EXTRACTED RECORDS below:

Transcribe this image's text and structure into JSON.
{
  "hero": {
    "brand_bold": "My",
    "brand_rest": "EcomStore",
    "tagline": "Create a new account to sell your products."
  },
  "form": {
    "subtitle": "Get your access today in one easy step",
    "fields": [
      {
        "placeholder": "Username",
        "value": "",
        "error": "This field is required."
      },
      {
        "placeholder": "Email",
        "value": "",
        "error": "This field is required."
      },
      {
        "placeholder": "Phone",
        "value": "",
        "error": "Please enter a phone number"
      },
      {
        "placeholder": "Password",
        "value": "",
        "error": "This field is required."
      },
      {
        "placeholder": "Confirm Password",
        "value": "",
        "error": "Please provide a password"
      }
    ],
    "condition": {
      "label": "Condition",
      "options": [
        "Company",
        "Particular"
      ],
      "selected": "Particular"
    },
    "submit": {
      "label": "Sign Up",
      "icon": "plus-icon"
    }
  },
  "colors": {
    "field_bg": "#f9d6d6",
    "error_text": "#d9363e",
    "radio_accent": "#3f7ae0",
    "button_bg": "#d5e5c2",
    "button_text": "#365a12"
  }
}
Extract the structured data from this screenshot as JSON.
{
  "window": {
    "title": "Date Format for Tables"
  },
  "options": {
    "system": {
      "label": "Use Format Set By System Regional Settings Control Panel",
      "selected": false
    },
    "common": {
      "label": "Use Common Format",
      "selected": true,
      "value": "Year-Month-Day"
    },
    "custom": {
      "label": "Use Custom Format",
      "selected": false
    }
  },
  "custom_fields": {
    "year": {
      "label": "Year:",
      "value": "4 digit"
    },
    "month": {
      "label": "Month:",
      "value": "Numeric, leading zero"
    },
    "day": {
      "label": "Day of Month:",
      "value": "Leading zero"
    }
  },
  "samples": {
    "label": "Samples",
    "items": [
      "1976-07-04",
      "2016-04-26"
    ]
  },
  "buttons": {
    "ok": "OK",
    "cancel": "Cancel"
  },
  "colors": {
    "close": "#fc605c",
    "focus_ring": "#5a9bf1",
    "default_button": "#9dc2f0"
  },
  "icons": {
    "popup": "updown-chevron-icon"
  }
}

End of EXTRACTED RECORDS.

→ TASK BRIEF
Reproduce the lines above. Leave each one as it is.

→ SOLUTION TO THIS TASK
Transcribe this image's text and structure into JSON.
{
  "hero": {
    "brand_bold": "My",
    "brand_rest": "EcomStore",
    "tagline": "Create a new account to sell your products."
  },
  "form": {
    "subtitle": "Get your access today in one easy step",
    "fields": [
      {
        "placeholder": "Username",
        "value": "",
        "error": "This field is required."
      },
      {
        "placeholder": "Email",
        "value": "",
        "error": "This field is required."
      },
      {
        "placeholder": "Phone",
        "value": "",
        "error": "Please enter a phone number"
      },
      {
        "placeholder": "Password",
        "value": "",
        "error": "This field is required."
      },
      {
        "placeholder": "Confirm Password",
        "value": "",
        "error": "Please provide a password"
      }
    ],
    "condition": {
      "label": "Condition",
      "options": [
        "Company",
        "Particular"
      ],
      "selected": "Particular"
    },
    "submit": {
      "label": "Sign Up",
      "icon": "plus-icon"
    }
  },
  "colors": {
    "field_bg": "#f9d6d6",
    "error_text": "#d9363e",
    "radio_accent": "#3f7ae0",
    "button_bg": "#d5e5c2",
    "button_text": "#365a12"
  }
}
Extract the structured data from this screenshot as JSON.
{
  "window": {
    "title": "Date Format for Tables"
  },
  "options": {
    "system": {
      "label": "Use Format Set By System Regional Settings Control Panel",
      "selected": false
    },
    "common": {
      "label": "Use Common Format",
      "selected": true,
      "value": "Year-Month-Day"
    },
    "custom": {
      "label": "Use Custom Format",
      "selected": false
    }
  },
  "custom_fields": {
    "year": {
      "label": "Year:",
      "value": "4 digit"
    },
    "month": {
      "label": "Month:",
      "value": "Numeric, leading zero"
    },
    "day": {
      "label": "Day of Month:",
      "value": "Leading zero"
    }
  },
  "samples": {
    "label": "Samples",
    "items": [
      "1976-07-04",
      "2016-04-26"
    ]
  },
  "buttons": {
    "ok": "OK",
    "cancel": "Cancel"
  },
  "colors": {
    "close": "#fc605c",
    "focus_ring": "#5a9bf1",
    "default_button": "#9dc2f0"
  },
  "icons": {
    "popup": "updown-chevron-icon"
  }
}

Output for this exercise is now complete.